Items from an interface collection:

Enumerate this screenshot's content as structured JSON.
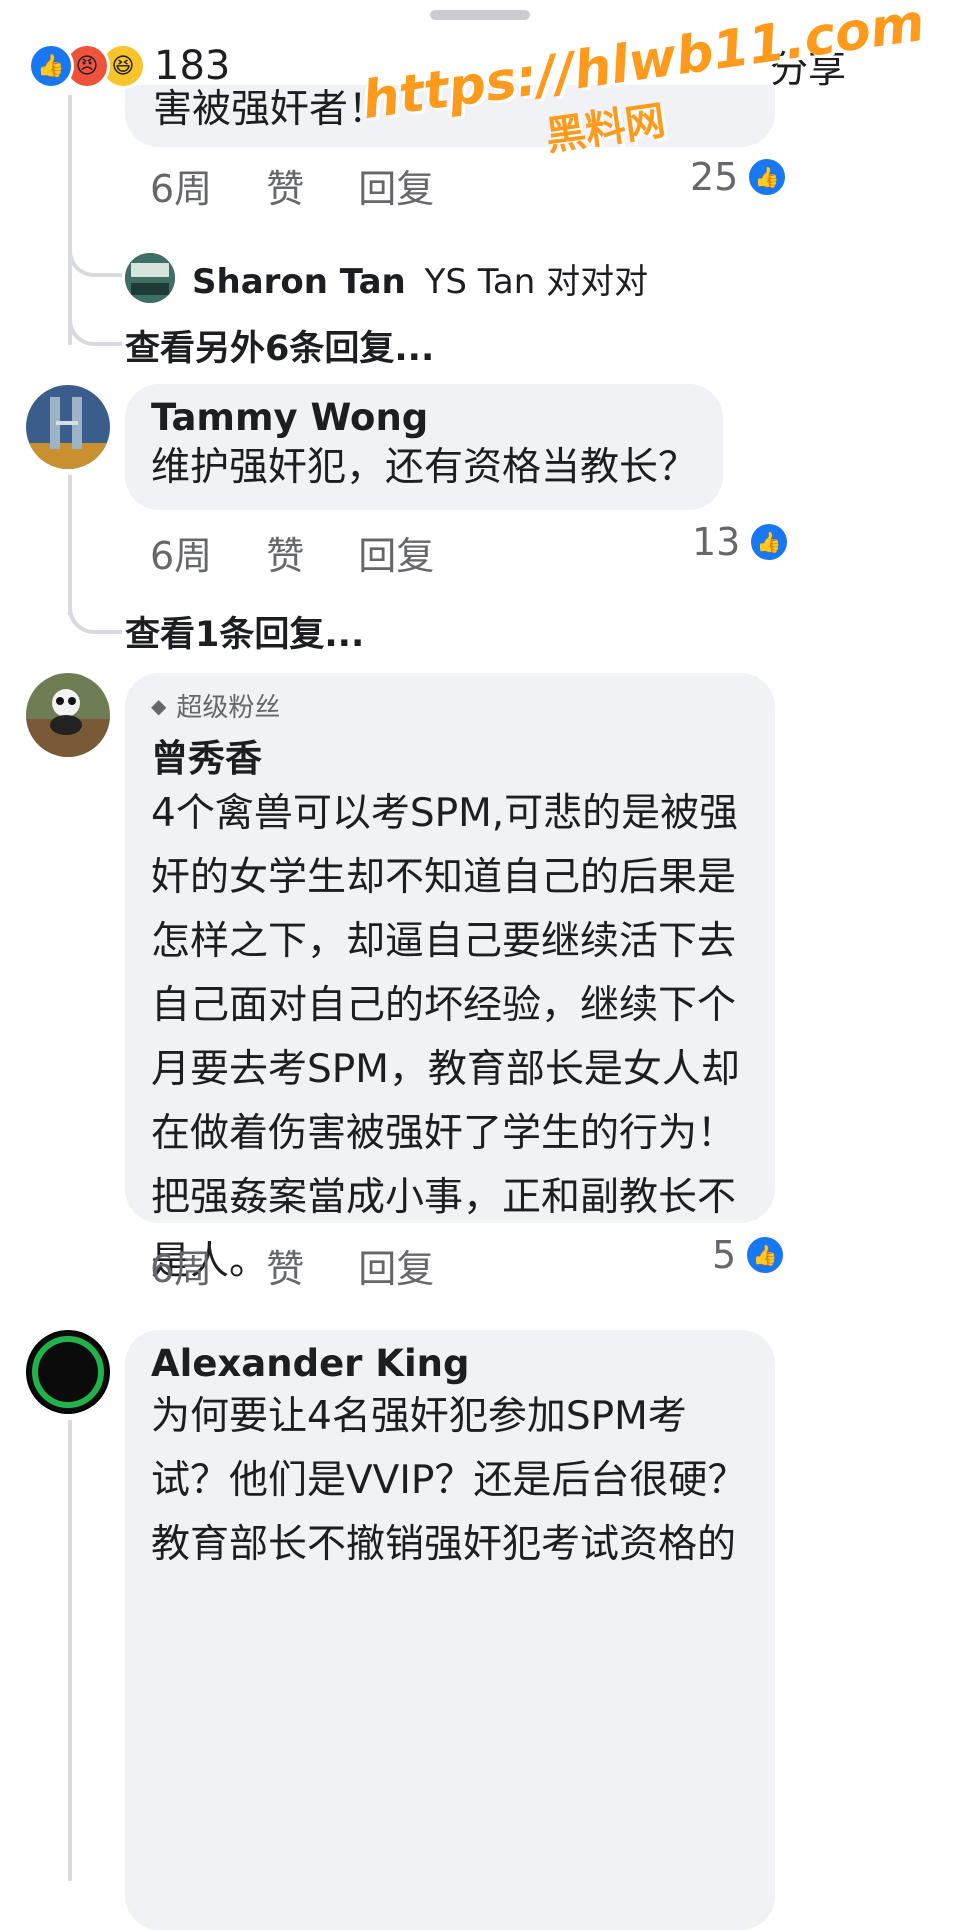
{
  "reactions": {
    "count": "183",
    "share": "分享"
  },
  "watermark": {
    "url": "https://hlwb11.com",
    "label": "黑料网"
  },
  "comments": [
    {
      "partial_text": "害被强奸者！",
      "time": "6周",
      "like": "赞",
      "reply": "回复",
      "likes": "25",
      "nested_reply": {
        "author": "Sharon Tan",
        "text": "YS Tan 对对对"
      },
      "view_more": "查看另外6条回复..."
    },
    {
      "author": "Tammy Wong",
      "text": "维护强奸犯，还有资格当教长？",
      "time": "6周",
      "like": "赞",
      "reply": "回复",
      "likes": "13",
      "view_more": "查看1条回复..."
    },
    {
      "badge": "超级粉丝",
      "author": "曾秀香",
      "lines": [
        "4个禽兽可以考SPM,可悲的是被强",
        "奸的女学生却不知道自己的后果是",
        "怎样之下，却逼自己要继续活下去",
        "自己面对自己的坏经验，继续下个",
        "月要去考SPM，教育部长是女人却",
        "在做着伤害被强奸了学生的行为！",
        "把强姦案當成小事，正和副教长不",
        "是人。"
      ],
      "time": "6周",
      "like": "赞",
      "reply": "回复",
      "likes": "5"
    },
    {
      "author": "Alexander King",
      "lines": [
        "为何要让4名强奸犯参加SPM考",
        "试？他们是VVIP？还是后台很硬？",
        "教育部长不撤销强奸犯考试资格的"
      ]
    }
  ]
}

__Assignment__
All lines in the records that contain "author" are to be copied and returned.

__Result of the exercise__
        "author": "Sharon Tan",
      "author": "Tammy Wong",
      "author": "曾秀香",
      "author": "Alexander King",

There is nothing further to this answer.